### Exercise data

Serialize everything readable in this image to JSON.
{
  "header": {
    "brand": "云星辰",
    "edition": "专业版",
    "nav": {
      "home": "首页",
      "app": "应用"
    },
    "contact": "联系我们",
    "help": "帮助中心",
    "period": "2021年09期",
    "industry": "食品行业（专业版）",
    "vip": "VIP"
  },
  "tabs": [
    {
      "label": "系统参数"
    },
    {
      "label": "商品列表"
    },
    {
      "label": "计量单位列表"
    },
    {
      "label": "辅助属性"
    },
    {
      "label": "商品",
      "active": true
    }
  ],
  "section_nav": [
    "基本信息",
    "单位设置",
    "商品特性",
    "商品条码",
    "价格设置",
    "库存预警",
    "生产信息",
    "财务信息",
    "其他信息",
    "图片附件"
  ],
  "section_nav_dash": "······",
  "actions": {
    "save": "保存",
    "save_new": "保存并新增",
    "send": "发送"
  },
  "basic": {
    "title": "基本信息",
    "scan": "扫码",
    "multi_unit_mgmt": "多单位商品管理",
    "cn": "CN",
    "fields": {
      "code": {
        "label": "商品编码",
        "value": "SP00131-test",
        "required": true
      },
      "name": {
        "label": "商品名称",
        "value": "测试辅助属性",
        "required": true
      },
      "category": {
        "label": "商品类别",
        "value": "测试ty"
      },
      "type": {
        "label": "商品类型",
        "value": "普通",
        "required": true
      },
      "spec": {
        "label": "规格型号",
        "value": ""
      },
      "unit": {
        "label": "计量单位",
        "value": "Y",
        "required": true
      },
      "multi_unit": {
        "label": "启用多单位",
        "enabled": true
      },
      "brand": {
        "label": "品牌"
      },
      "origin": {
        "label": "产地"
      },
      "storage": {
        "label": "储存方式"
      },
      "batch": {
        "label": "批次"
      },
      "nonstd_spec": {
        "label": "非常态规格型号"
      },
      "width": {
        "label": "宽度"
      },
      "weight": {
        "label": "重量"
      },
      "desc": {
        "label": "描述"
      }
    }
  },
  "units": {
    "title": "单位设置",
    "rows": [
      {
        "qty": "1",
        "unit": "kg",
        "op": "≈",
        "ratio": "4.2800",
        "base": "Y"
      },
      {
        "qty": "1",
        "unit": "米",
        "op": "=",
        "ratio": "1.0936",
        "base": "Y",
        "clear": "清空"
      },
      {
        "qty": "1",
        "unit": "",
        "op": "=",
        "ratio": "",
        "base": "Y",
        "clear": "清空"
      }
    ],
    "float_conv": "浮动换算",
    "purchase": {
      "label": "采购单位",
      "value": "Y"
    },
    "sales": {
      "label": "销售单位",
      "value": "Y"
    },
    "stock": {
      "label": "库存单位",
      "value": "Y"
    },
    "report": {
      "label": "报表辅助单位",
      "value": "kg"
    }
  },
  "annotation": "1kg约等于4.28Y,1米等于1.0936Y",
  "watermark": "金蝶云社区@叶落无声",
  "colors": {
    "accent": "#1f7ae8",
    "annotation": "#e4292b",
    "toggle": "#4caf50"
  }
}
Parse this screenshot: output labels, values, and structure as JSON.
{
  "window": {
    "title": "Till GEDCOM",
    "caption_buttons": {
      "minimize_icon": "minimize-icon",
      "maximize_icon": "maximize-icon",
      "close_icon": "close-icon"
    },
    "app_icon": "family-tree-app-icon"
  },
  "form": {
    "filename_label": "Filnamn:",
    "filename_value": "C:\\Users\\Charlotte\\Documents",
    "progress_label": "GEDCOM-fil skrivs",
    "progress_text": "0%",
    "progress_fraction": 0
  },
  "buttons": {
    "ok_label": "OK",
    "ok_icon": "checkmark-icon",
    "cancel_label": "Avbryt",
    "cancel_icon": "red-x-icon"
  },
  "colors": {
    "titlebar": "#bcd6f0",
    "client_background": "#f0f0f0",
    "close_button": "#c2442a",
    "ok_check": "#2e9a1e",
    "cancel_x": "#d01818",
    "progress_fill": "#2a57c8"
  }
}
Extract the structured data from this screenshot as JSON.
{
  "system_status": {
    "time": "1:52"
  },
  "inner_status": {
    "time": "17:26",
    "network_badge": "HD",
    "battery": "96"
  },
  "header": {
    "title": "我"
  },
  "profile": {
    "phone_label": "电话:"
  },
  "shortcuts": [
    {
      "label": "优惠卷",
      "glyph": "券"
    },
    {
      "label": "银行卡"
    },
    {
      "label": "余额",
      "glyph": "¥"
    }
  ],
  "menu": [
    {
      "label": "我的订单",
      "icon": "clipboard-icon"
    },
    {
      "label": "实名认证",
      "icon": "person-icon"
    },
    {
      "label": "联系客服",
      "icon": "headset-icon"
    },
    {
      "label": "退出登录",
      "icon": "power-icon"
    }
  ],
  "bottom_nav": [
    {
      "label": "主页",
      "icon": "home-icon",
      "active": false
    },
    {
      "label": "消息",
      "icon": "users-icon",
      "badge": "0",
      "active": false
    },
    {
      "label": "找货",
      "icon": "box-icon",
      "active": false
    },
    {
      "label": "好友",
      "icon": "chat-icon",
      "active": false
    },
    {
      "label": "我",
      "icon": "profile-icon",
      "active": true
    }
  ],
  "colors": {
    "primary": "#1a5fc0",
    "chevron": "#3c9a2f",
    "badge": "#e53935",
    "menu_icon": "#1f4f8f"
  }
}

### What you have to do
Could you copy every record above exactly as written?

### Solution for this problem
Serialize everything readable in this image to JSON.
{
  "header": {
    "brand": "云星辰",
    "edition": "专业版",
    "nav": {
      "home": "首页",
      "app": "应用"
    },
    "contact": "联系我们",
    "help": "帮助中心",
    "period": "2021年09期",
    "industry": "食品行业（专业版）",
    "vip": "VIP"
  },
  "tabs": [
    {
      "label": "系统参数"
    },
    {
      "label": "商品列表"
    },
    {
      "label": "计量单位列表"
    },
    {
      "label": "辅助属性"
    },
    {
      "label": "商品",
      "active": true
    }
  ],
  "section_nav": [
    "基本信息",
    "单位设置",
    "商品特性",
    "商品条码",
    "价格设置",
    "库存预警",
    "生产信息",
    "财务信息",
    "其他信息",
    "图片附件"
  ],
  "section_nav_dash": "······",
  "actions": {
    "save": "保存",
    "save_new": "保存并新增",
    "send": "发送"
  },
  "basic": {
    "title": "基本信息",
    "scan": "扫码",
    "multi_unit_mgmt": "多单位商品管理",
    "cn": "CN",
    "fields": {
      "code": {
        "label": "商品编码",
        "value": "SP00131-test",
        "required": true
      },
      "name": {
        "label": "商品名称",
        "value": "测试辅助属性",
        "required": true
      },
      "category": {
        "label": "商品类别",
        "value": "测试ty"
      },
      "type": {
        "label": "商品类型",
        "value": "普通",
        "required": true
      },
      "spec": {
        "label": "规格型号",
        "value": ""
      },
      "unit": {
        "label": "计量单位",
        "value": "Y",
        "required": true
      },
      "multi_unit": {
        "label": "启用多单位",
        "enabled": true
      },
      "brand": {
        "label": "品牌"
      },
      "origin": {
        "label": "产地"
      },
      "storage": {
        "label": "储存方式"
      },
      "batch": {
        "label": "批次"
      },
      "nonstd_spec": {
        "label": "非常态规格型号"
      },
      "width": {
        "label": "宽度"
      },
      "weight": {
        "label": "重量"
      },
      "desc": {
        "label": "描述"
      }
    }
  },
  "units": {
    "title": "单位设置",
    "rows": [
      {
        "qty": "1",
        "unit": "kg",
        "op": "≈",
        "ratio": "4.2800",
        "base": "Y"
      },
      {
        "qty": "1",
        "unit": "米",
        "op": "=",
        "ratio": "1.0936",
        "base": "Y",
        "clear": "清空"
      },
      {
        "qty": "1",
        "unit": "",
        "op": "=",
        "ratio": "",
        "base": "Y",
        "clear": "清空"
      }
    ],
    "float_conv": "浮动换算",
    "purchase": {
      "label": "采购单位",
      "value": "Y"
    },
    "sales": {
      "label": "销售单位",
      "value": "Y"
    },
    "stock": {
      "label": "库存单位",
      "value": "Y"
    },
    "report": {
      "label": "报表辅助单位",
      "value": "kg"
    }
  },
  "annotation": "1kg约等于4.28Y,1米等于1.0936Y",
  "watermark": "金蝶云社区@叶落无声",
  "colors": {
    "accent": "#1f7ae8",
    "annotation": "#e4292b",
    "toggle": "#4caf50"
  }
}
Parse this screenshot: output labels, values, and structure as JSON.
{
  "window": {
    "title": "Till GEDCOM",
    "caption_buttons": {
      "minimize_icon": "minimize-icon",
      "maximize_icon": "maximize-icon",
      "close_icon": "close-icon"
    },
    "app_icon": "family-tree-app-icon"
  },
  "form": {
    "filename_label": "Filnamn:",
    "filename_value": "C:\\Users\\Charlotte\\Documents",
    "progress_label": "GEDCOM-fil skrivs",
    "progress_text": "0%",
    "progress_fraction": 0
  },
  "buttons": {
    "ok_label": "OK",
    "ok_icon": "checkmark-icon",
    "cancel_label": "Avbryt",
    "cancel_icon": "red-x-icon"
  },
  "colors": {
    "titlebar": "#bcd6f0",
    "client_background": "#f0f0f0",
    "close_button": "#c2442a",
    "ok_check": "#2e9a1e",
    "cancel_x": "#d01818",
    "progress_fill": "#2a57c8"
  }
}
Extract the structured data from this screenshot as JSON.
{
  "system_status": {
    "time": "1:52"
  },
  "inner_status": {
    "time": "17:26",
    "network_badge": "HD",
    "battery": "96"
  },
  "header": {
    "title": "我"
  },
  "profile": {
    "phone_label": "电话:"
  },
  "shortcuts": [
    {
      "label": "优惠卷",
      "glyph": "券"
    },
    {
      "label": "银行卡"
    },
    {
      "label": "余额",
      "glyph": "¥"
    }
  ],
  "menu": [
    {
      "label": "我的订单",
      "icon": "clipboard-icon"
    },
    {
      "label": "实名认证",
      "icon": "person-icon"
    },
    {
      "label": "联系客服",
      "icon": "headset-icon"
    },
    {
      "label": "退出登录",
      "icon": "power-icon"
    }
  ],
  "bottom_nav": [
    {
      "label": "主页",
      "icon": "home-icon",
      "active": false
    },
    {
      "label": "消息",
      "icon": "users-icon",
      "badge": "0",
      "active": false
    },
    {
      "label": "找货",
      "icon": "box-icon",
      "active": false
    },
    {
      "label": "好友",
      "icon": "chat-icon",
      "active": false
    },
    {
      "label": "我",
      "icon": "profile-icon",
      "active": true
    }
  ],
  "colors": {
    "primary": "#1a5fc0",
    "chevron": "#3c9a2f",
    "badge": "#e53935",
    "menu_icon": "#1f4f8f"
  }
}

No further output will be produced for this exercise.